* Exercise description *
Your task is to copy every line below that contains the word "though".

------------------------------------------------

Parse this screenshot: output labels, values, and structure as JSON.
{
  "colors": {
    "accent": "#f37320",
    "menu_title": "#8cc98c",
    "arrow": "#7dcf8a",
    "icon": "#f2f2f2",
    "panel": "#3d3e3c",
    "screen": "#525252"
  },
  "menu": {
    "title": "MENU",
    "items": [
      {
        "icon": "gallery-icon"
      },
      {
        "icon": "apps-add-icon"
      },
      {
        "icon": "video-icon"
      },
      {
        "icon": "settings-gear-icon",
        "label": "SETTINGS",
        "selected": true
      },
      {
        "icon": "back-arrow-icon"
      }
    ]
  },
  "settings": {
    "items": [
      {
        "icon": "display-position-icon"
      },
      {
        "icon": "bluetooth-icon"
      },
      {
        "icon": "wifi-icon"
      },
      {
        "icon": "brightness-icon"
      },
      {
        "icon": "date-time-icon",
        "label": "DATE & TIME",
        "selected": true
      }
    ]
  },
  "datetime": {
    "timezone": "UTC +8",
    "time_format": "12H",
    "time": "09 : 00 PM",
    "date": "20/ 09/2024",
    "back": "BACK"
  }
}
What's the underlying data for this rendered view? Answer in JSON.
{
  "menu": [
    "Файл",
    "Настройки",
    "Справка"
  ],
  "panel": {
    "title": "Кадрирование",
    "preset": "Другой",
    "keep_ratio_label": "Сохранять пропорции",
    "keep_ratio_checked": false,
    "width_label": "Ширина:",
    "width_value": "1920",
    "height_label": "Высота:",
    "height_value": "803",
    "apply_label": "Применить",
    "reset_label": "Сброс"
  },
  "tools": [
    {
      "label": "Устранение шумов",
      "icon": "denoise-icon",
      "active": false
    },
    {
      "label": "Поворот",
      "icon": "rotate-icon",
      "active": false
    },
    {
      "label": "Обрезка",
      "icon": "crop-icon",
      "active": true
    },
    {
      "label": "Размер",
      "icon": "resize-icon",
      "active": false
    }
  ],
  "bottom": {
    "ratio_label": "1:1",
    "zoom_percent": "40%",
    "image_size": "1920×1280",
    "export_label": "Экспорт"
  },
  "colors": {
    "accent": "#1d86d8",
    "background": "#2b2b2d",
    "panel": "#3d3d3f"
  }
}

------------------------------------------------

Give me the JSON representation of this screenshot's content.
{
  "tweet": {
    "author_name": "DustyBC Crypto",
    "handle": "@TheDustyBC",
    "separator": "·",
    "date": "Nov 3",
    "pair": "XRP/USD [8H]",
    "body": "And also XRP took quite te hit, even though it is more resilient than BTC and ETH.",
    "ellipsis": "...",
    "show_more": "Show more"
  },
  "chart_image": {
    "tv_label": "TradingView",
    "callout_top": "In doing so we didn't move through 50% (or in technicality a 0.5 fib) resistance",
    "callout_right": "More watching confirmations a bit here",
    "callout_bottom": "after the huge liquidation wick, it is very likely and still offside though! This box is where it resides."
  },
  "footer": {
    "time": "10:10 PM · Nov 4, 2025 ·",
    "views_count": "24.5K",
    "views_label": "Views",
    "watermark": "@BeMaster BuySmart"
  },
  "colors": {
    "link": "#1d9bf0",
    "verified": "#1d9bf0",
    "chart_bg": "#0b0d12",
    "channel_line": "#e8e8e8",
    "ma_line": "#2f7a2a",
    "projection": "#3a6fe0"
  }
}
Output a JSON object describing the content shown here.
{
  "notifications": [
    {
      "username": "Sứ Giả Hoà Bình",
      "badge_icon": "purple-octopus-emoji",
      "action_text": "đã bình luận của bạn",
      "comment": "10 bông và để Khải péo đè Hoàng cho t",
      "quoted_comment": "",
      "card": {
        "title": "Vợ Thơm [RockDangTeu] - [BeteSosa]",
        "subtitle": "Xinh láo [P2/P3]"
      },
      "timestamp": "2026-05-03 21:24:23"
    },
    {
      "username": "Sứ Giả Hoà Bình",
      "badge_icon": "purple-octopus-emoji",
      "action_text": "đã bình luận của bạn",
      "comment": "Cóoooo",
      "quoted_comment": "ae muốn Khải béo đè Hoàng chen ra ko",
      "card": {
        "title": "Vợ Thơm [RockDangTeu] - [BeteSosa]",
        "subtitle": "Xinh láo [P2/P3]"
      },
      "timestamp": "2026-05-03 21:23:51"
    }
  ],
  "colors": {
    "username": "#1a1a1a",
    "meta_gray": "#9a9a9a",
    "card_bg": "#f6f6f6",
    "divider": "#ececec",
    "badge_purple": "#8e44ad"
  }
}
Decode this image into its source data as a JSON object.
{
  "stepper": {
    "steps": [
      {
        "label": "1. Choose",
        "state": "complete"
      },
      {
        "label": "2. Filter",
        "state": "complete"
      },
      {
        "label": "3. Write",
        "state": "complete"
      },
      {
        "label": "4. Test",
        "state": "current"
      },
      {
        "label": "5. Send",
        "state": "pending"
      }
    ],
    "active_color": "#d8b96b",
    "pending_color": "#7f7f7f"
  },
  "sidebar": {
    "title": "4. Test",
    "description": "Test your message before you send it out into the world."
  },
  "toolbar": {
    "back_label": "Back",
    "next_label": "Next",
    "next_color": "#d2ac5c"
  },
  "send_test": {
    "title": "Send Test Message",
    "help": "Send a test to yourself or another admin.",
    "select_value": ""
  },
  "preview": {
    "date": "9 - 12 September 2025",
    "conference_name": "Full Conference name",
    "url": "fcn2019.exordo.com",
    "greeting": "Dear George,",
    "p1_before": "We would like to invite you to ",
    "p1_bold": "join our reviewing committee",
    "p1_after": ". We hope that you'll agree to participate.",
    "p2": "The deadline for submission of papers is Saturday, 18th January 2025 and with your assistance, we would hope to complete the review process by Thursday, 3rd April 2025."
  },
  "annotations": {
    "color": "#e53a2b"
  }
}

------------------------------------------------

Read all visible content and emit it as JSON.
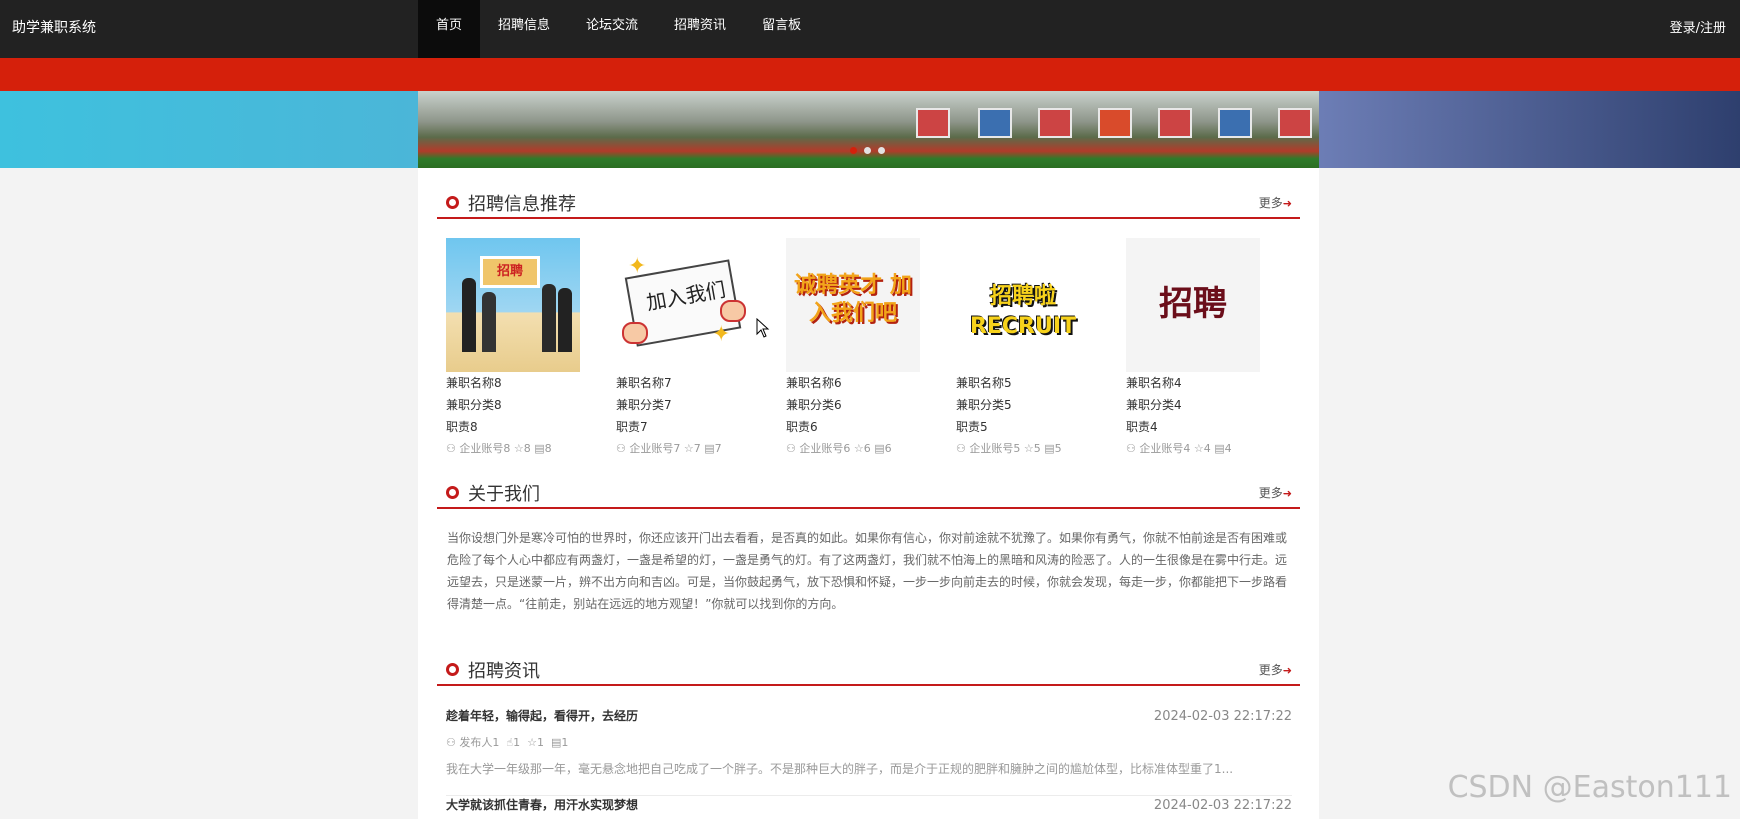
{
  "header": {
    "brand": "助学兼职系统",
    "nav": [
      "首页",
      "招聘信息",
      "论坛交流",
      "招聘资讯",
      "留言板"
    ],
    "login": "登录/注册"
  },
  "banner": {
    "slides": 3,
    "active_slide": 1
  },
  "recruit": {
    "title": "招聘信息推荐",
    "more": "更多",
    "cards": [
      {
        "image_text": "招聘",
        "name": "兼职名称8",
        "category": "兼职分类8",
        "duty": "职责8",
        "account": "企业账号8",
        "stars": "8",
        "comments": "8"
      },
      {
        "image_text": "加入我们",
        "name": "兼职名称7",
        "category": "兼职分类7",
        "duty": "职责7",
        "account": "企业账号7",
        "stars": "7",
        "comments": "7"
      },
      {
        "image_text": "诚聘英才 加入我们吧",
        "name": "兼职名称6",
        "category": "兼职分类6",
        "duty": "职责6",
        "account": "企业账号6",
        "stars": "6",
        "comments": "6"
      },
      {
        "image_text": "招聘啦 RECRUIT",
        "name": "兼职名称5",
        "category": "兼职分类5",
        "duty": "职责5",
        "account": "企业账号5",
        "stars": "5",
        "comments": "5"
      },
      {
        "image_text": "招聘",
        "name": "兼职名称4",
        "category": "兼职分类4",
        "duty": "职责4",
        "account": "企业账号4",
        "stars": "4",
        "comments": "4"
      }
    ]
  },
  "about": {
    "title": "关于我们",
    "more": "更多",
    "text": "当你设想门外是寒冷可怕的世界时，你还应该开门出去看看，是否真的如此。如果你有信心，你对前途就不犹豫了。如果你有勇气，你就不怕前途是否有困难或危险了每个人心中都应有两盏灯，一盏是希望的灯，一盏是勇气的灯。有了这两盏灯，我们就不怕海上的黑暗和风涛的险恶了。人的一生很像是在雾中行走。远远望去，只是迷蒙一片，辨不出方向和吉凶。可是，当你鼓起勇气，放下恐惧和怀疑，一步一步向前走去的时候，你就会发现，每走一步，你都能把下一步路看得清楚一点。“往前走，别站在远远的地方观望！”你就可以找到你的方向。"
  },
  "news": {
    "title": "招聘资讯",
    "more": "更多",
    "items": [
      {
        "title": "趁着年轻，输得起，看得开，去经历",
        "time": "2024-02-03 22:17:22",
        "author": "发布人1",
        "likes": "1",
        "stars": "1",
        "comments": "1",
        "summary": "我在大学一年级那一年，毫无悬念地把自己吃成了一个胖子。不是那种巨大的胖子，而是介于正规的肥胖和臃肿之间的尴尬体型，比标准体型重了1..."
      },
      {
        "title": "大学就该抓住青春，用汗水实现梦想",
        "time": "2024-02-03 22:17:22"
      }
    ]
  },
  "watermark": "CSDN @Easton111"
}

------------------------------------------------

* Exercise result *
    "body": "And also XRP took quite te hit, even though it is more resilient than BTC and ETH.",
    "callout_bottom": "after the huge liquidation wick, it is very likely and still offside though! This box is where it resides."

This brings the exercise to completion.